The pending HIPAA changes are mostly an attempt to encode pre-existing subregulatory guidance or best practices, according to Matt Fisher, JD, general counsel for Carium, a telehealth and remote patient monitoring company based in Petaluma, CA

“With that in mind, organizations should prepare to boost efforts related to access by individuals and care coordination. Arguably both of those areas should already be receiving attention, given recent enforcement actions by the Office for Civil Rights and the aims of value-based care or population health initiatives,” Fisher says. “That all means the pending changes should be seen as another kick to implement procedures that should already be in place.”

SOURCES

  • Lee Barrett, CEO and Executive Director, Electronic Healthcare Network Accreditation Commission, Simsbury, CT. Phone: (860) 408-1620.
  • Erin Dunlap, JD, Coppersmith Brockelman, Phoenix. Phone: (314) 255-5988. Email: edunlap@cblawyers.com.
  • Eric D. Fader, JD, Partner, Rivkin Radler, New York City.

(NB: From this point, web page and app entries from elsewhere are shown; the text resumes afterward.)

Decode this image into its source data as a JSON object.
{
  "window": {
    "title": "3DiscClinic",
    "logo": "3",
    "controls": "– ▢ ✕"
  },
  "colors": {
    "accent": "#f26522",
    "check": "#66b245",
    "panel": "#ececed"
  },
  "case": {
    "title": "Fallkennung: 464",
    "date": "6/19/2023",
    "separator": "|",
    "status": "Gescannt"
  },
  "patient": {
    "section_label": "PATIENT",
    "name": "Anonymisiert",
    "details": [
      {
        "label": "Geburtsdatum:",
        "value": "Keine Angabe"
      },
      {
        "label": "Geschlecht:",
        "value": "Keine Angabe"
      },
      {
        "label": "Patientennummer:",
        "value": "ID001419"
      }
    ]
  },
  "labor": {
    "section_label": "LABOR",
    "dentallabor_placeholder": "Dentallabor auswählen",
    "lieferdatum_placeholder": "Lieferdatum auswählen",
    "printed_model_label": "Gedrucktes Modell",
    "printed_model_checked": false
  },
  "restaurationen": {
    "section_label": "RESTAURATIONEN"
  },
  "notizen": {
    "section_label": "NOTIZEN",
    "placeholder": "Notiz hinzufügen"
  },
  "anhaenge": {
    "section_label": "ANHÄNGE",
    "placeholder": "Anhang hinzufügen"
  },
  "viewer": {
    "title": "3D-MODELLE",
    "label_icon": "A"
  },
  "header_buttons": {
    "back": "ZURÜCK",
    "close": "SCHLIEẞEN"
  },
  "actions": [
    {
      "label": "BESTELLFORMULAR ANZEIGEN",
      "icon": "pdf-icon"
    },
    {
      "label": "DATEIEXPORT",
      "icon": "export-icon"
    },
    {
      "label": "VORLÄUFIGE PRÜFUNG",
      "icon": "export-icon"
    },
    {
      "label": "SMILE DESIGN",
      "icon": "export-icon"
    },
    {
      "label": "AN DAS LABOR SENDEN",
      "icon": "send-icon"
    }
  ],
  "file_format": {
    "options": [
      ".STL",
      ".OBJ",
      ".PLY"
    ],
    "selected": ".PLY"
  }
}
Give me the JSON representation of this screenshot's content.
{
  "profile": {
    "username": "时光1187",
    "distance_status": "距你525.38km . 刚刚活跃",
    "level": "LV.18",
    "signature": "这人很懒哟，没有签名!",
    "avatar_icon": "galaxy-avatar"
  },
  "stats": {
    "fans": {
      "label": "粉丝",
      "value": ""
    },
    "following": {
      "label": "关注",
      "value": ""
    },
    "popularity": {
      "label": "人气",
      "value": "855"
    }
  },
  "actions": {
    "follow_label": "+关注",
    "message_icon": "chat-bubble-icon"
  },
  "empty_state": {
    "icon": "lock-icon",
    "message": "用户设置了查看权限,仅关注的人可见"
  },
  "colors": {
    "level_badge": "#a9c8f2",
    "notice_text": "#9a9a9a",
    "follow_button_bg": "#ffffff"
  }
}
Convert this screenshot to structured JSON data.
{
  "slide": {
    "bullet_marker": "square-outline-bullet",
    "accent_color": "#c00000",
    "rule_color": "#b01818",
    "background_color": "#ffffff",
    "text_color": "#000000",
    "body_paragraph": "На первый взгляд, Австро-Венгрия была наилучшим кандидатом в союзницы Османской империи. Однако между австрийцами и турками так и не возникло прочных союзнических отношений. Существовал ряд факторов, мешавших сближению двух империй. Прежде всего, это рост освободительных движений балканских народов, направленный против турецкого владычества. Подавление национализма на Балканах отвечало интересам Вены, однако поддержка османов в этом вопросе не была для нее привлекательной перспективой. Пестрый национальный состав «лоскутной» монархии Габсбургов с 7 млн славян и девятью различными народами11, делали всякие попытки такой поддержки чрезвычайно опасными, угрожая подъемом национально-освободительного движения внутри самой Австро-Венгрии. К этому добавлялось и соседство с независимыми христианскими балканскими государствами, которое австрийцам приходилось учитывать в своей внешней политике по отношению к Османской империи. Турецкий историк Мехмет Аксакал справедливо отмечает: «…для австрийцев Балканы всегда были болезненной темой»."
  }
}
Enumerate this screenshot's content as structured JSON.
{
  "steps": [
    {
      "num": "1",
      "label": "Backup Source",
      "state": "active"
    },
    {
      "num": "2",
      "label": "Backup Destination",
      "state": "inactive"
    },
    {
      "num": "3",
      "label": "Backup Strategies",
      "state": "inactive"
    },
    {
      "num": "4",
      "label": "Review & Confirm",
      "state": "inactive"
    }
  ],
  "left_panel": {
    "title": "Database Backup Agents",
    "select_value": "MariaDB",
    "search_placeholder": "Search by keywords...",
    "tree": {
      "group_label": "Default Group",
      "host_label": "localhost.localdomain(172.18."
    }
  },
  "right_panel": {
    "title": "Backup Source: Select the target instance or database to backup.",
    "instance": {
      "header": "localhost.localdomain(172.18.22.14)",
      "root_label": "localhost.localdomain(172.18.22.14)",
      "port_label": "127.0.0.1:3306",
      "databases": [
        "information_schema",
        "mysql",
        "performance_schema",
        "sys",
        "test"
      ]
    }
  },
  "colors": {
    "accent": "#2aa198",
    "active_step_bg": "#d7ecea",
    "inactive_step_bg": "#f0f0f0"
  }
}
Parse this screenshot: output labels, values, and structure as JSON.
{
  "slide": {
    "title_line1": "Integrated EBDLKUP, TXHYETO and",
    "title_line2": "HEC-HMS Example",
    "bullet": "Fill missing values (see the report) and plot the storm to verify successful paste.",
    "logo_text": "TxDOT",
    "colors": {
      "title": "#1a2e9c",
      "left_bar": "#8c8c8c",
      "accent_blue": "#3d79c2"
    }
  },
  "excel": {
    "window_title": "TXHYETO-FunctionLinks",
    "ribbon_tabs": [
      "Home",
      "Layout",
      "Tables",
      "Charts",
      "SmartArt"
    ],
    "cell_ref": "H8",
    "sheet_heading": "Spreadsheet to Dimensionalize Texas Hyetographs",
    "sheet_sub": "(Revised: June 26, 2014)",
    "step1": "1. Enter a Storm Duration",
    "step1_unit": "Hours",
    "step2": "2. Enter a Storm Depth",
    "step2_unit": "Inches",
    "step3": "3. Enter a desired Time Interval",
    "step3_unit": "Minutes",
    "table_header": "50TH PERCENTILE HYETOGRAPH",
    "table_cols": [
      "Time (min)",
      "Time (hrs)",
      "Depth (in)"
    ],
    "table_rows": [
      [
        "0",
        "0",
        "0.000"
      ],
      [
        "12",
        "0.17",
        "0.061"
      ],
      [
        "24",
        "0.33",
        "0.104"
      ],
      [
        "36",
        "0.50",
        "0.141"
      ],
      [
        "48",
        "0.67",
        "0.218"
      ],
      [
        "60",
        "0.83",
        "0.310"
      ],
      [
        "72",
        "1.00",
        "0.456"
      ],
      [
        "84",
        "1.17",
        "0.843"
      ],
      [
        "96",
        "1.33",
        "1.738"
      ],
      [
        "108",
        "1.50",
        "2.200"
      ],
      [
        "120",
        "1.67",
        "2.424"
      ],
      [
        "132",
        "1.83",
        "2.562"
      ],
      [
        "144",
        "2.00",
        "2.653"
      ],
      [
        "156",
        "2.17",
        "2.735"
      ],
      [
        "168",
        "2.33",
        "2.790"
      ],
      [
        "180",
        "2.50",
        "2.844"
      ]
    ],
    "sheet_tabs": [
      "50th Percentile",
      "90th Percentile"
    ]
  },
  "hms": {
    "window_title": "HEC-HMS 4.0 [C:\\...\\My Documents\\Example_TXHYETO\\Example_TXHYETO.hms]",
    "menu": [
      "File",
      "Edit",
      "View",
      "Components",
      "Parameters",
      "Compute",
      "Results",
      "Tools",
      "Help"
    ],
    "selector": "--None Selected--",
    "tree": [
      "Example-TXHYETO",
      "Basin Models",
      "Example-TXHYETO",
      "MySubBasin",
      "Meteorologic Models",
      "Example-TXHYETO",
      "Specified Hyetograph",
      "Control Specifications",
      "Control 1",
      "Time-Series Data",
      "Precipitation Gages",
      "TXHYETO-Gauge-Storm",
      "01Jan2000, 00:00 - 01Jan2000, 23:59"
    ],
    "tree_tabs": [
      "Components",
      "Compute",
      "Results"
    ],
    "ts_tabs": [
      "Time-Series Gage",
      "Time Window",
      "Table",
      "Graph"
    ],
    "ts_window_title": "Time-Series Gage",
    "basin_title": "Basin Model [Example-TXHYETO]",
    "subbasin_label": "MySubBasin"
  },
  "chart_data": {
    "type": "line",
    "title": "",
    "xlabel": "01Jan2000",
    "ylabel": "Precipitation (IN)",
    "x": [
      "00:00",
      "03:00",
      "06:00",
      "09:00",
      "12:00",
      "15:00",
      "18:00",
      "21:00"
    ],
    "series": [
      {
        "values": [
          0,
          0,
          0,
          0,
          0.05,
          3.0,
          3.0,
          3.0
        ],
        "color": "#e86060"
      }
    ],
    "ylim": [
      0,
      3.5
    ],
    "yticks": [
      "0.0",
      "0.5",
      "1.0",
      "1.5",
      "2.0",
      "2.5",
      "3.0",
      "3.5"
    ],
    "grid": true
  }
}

Phone: (212) 455-9570. Email: eric.fader@rivkin.com.
  • Matt Fisher, JD, General Counsel, Carium, Petaluma, CA. Phone: (508) 603-9202. Email: matt.fisher@carium.com.